I skimmed over this book in one evening. I am now re-reading the entire book slowly, gaining more and more insights into a way of being and a way of parenting that makes BUCKET LOADS of sense to me.
Did you know that science has shown that a baby, child and teenager's brain is wired to attach and connect to someone?
Is that person a loving and influential adult or is that person someone in their peer group?
Think about this for a moment.
Either a child or teenager is attached to his/her parent or care giver, a relative, a wonderful teacher or a coach, possessing a desire and an ability to follow their lead and learn from them
a child or teenager is taking cues on how to behave in the world by other children or teenagers.
Wouldn't that be like the blind leading the blind in experience and maturity?!
Yes, pretty much.
The authors explain that kids more than ever are looking to their peers for direction - their values, identity and codes of behaviour.
"This peer orientation undermines family cohesion, interferes with healthy development and fosters a hostile and sexualised youth culture. Children end up becoming overly conformist, desensitised and alienated, and being 'cool' matters more to them than anything else"
I first watched Gabor Mate's video on youtube and I thought, yeh, that sounds kinda nice in theory but how am I meant to do that in a modern world?
I wondered if the book would offer concrete examples and solutions to stay connected to my kids now and in the future?
The resounding answer is YES!
Instead of fearing the next stage of parenting when my children will be predominantly away from me, I feel empowered and hopeful. Neufold and Mate offer both scientific evidence and practical advice on how to maintain connection with your children or how to 'reattach' to your sons and daughters if they are drifting slowly but surely away into a peer oriented culture.
The book also offers ways to help foster meaningful connections between your kids and other adults who can take the place of the primary caregiver when you're not around ie. during child care or school.
Some of the issues that peer orientation contribute to include defiance, emotional immaturity, lack of empathy, aggression, bullies and victims and an inability to learn. All of these problems are explained in the book with a positive slant that family/adult influence can be maintained and restored.
If you are a parent or a caregiver or a loving grandparent or relative, this book is for you.

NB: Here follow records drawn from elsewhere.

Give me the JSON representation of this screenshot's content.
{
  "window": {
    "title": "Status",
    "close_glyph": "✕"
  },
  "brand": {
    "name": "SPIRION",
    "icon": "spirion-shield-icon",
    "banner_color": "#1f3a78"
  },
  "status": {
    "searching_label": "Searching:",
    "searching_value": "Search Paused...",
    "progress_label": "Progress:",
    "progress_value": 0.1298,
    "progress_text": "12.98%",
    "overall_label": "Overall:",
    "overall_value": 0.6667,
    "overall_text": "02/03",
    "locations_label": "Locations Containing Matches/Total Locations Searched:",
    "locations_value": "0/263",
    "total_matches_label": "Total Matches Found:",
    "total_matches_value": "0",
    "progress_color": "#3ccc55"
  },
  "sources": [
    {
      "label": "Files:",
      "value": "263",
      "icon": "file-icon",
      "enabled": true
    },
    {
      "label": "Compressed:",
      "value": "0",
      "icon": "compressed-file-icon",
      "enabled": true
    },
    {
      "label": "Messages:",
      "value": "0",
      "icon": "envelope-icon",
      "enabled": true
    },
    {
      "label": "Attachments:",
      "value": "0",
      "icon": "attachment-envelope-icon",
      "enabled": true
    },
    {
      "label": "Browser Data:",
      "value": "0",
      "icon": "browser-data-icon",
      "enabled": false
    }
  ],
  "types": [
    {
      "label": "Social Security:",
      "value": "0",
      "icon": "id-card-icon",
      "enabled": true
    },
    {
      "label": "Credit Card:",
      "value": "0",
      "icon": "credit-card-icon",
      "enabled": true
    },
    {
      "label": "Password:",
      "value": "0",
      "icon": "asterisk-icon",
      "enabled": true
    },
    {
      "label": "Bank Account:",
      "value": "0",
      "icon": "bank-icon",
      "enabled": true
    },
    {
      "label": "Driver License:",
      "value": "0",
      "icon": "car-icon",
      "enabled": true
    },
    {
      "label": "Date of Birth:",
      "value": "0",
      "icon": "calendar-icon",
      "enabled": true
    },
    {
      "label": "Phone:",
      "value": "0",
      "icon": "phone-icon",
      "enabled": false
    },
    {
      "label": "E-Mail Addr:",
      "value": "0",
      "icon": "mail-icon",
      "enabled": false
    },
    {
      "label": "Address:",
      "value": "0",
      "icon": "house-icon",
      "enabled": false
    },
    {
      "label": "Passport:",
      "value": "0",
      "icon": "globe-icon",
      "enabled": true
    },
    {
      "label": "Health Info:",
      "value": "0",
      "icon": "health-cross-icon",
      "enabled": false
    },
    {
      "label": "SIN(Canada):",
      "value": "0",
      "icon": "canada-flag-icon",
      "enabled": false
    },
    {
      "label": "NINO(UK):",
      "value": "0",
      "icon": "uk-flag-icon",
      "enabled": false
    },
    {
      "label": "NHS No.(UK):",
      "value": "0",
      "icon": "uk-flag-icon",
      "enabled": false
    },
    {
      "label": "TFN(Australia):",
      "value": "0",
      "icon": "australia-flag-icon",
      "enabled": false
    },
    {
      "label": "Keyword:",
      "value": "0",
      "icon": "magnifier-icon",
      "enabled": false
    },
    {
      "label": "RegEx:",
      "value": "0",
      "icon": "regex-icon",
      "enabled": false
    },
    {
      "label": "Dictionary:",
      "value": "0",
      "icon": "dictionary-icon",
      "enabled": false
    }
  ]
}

If you are a teacher or an adult who cares for and interacts with children, this book is for you.
Hang it, if you have blood running through your veins, this book is for you!! :-)
This book is phenomenal.